# [What the task asks]
In your reply, repeat every entry exactly and skip over each picture.

# [Source data]

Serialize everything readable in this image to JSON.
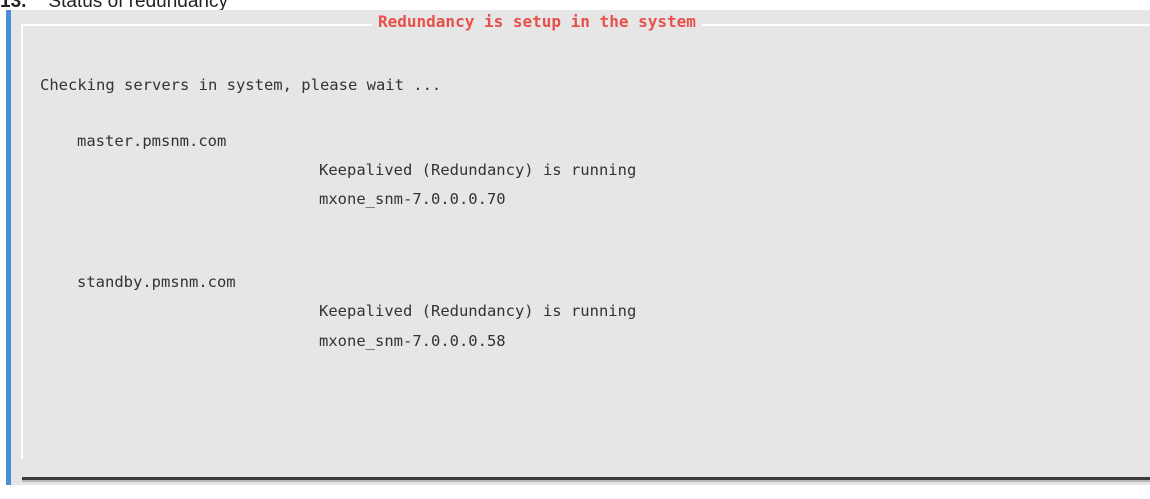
{
  "caption": {
    "number": "13.",
    "text": "Status of redundancy"
  },
  "dialog": {
    "title": "Redundancy is setup in the system",
    "checking_message": "Checking servers in system, please wait ...",
    "servers": [
      {
        "hostname": "master.pmsnm.com",
        "status": "Keepalived (Redundancy) is running",
        "version": "mxone_snm-7.0.0.0.70"
      },
      {
        "hostname": "standby.pmsnm.com",
        "status": "Keepalived (Redundancy) is running",
        "version": "mxone_snm-7.0.0.0.58"
      }
    ]
  },
  "colors": {
    "title_red": "#e8504a",
    "panel_gray": "#e6e6e6",
    "text_dark": "#333333",
    "edge_blue": "#4a8fd6"
  }
}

# [Task response]
Serialize everything readable in this image to JSON.
{
  "caption": {
    "number": "13.",
    "text": "Status of redundancy"
  },
  "dialog": {
    "title": "Redundancy is setup in the system",
    "checking_message": "Checking servers in system, please wait ...",
    "servers": [
      {
        "hostname": "master.pmsnm.com",
        "status": "Keepalived (Redundancy) is running",
        "version": "mxone_snm-7.0.0.0.70"
      },
      {
        "hostname": "standby.pmsnm.com",
        "status": "Keepalived (Redundancy) is running",
        "version": "mxone_snm-7.0.0.0.58"
      }
    ]
  },
  "colors": {
    "title_red": "#e8504a",
    "panel_gray": "#e6e6e6",
    "text_dark": "#333333",
    "edge_blue": "#4a8fd6"
  }
}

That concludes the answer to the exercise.